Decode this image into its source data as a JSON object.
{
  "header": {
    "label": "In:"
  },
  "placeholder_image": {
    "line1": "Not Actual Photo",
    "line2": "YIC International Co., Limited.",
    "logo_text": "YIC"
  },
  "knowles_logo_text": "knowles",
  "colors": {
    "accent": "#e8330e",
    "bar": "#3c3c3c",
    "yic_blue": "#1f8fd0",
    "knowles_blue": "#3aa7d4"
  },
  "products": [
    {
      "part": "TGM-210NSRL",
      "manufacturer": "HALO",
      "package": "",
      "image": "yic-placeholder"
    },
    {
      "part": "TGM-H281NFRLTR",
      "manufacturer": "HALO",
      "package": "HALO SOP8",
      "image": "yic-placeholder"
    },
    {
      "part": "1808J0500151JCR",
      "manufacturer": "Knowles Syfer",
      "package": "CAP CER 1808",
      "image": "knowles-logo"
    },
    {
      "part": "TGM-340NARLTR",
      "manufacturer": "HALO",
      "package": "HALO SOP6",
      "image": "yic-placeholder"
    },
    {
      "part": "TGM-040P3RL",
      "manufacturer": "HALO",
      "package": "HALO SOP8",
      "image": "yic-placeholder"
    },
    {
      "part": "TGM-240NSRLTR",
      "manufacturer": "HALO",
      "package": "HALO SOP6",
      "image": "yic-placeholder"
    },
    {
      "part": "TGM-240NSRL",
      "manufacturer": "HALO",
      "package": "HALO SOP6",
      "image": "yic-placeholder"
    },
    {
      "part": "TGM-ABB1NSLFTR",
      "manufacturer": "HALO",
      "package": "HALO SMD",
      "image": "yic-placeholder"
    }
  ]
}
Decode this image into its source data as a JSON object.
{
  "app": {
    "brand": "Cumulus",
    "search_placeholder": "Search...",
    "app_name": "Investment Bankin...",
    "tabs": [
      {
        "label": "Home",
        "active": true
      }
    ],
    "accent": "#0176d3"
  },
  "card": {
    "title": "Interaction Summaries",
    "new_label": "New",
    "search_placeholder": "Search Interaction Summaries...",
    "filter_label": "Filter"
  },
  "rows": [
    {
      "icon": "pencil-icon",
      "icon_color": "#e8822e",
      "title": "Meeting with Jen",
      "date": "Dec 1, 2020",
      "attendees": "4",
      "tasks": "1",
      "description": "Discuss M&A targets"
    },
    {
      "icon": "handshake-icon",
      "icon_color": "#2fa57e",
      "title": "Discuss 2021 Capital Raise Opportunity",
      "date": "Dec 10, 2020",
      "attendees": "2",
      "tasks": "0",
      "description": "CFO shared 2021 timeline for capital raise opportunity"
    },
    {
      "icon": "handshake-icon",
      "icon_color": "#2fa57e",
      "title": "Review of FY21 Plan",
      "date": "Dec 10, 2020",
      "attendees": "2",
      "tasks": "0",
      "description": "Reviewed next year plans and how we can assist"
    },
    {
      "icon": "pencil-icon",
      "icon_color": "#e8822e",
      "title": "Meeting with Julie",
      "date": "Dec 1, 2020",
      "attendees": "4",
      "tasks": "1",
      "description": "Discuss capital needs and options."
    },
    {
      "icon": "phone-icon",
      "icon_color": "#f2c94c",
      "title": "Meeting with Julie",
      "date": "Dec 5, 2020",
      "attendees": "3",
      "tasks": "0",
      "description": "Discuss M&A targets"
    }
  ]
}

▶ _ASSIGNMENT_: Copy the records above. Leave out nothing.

▶ _RESULT BELOW_:
Decode this image into its source data as a JSON object.
{
  "header": {
    "label": "In:"
  },
  "placeholder_image": {
    "line1": "Not Actual Photo",
    "line2": "YIC International Co., Limited.",
    "logo_text": "YIC"
  },
  "knowles_logo_text": "knowles",
  "colors": {
    "accent": "#e8330e",
    "bar": "#3c3c3c",
    "yic_blue": "#1f8fd0",
    "knowles_blue": "#3aa7d4"
  },
  "products": [
    {
      "part": "TGM-210NSRL",
      "manufacturer": "HALO",
      "package": "",
      "image": "yic-placeholder"
    },
    {
      "part": "TGM-H281NFRLTR",
      "manufacturer": "HALO",
      "package": "HALO SOP8",
      "image": "yic-placeholder"
    },
    {
      "part": "1808J0500151JCR",
      "manufacturer": "Knowles Syfer",
      "package": "CAP CER 1808",
      "image": "knowles-logo"
    },
    {
      "part": "TGM-340NARLTR",
      "manufacturer": "HALO",
      "package": "HALO SOP6",
      "image": "yic-placeholder"
    },
    {
      "part": "TGM-040P3RL",
      "manufacturer": "HALO",
      "package": "HALO SOP8",
      "image": "yic-placeholder"
    },
    {
      "part": "TGM-240NSRLTR",
      "manufacturer": "HALO",
      "package": "HALO SOP6",
      "image": "yic-placeholder"
    },
    {
      "part": "TGM-240NSRL",
      "manufacturer": "HALO",
      "package": "HALO SOP6",
      "image": "yic-placeholder"
    },
    {
      "part": "TGM-ABB1NSLFTR",
      "manufacturer": "HALO",
      "package": "HALO SMD",
      "image": "yic-placeholder"
    }
  ]
}
Decode this image into its source data as a JSON object.
{
  "app": {
    "brand": "Cumulus",
    "search_placeholder": "Search...",
    "app_name": "Investment Bankin...",
    "tabs": [
      {
        "label": "Home",
        "active": true
      }
    ],
    "accent": "#0176d3"
  },
  "card": {
    "title": "Interaction Summaries",
    "new_label": "New",
    "search_placeholder": "Search Interaction Summaries...",
    "filter_label": "Filter"
  },
  "rows": [
    {
      "icon": "pencil-icon",
      "icon_color": "#e8822e",
      "title": "Meeting with Jen",
      "date": "Dec 1, 2020",
      "attendees": "4",
      "tasks": "1",
      "description": "Discuss M&A targets"
    },
    {
      "icon": "handshake-icon",
      "icon_color": "#2fa57e",
      "title": "Discuss 2021 Capital Raise Opportunity",
      "date": "Dec 10, 2020",
      "attendees": "2",
      "tasks": "0",
      "description": "CFO shared 2021 timeline for capital raise opportunity"
    },
    {
      "icon": "handshake-icon",
      "icon_color": "#2fa57e",
      "title": "Review of FY21 Plan",
      "date": "Dec 10, 2020",
      "attendees": "2",
      "tasks": "0",
      "description": "Reviewed next year plans and how we can assist"
    },
    {
      "icon": "pencil-icon",
      "icon_color": "#e8822e",
      "title": "Meeting with Julie",
      "date": "Dec 1, 2020",
      "attendees": "4",
      "tasks": "1",
      "description": "Discuss capital needs and options."
    },
    {
      "icon": "phone-icon",
      "icon_color": "#f2c94c",
      "title": "Meeting with Julie",
      "date": "Dec 5, 2020",
      "attendees": "3",
      "tasks": "0",
      "description": "Discuss M&A targets"
    }
  ]
}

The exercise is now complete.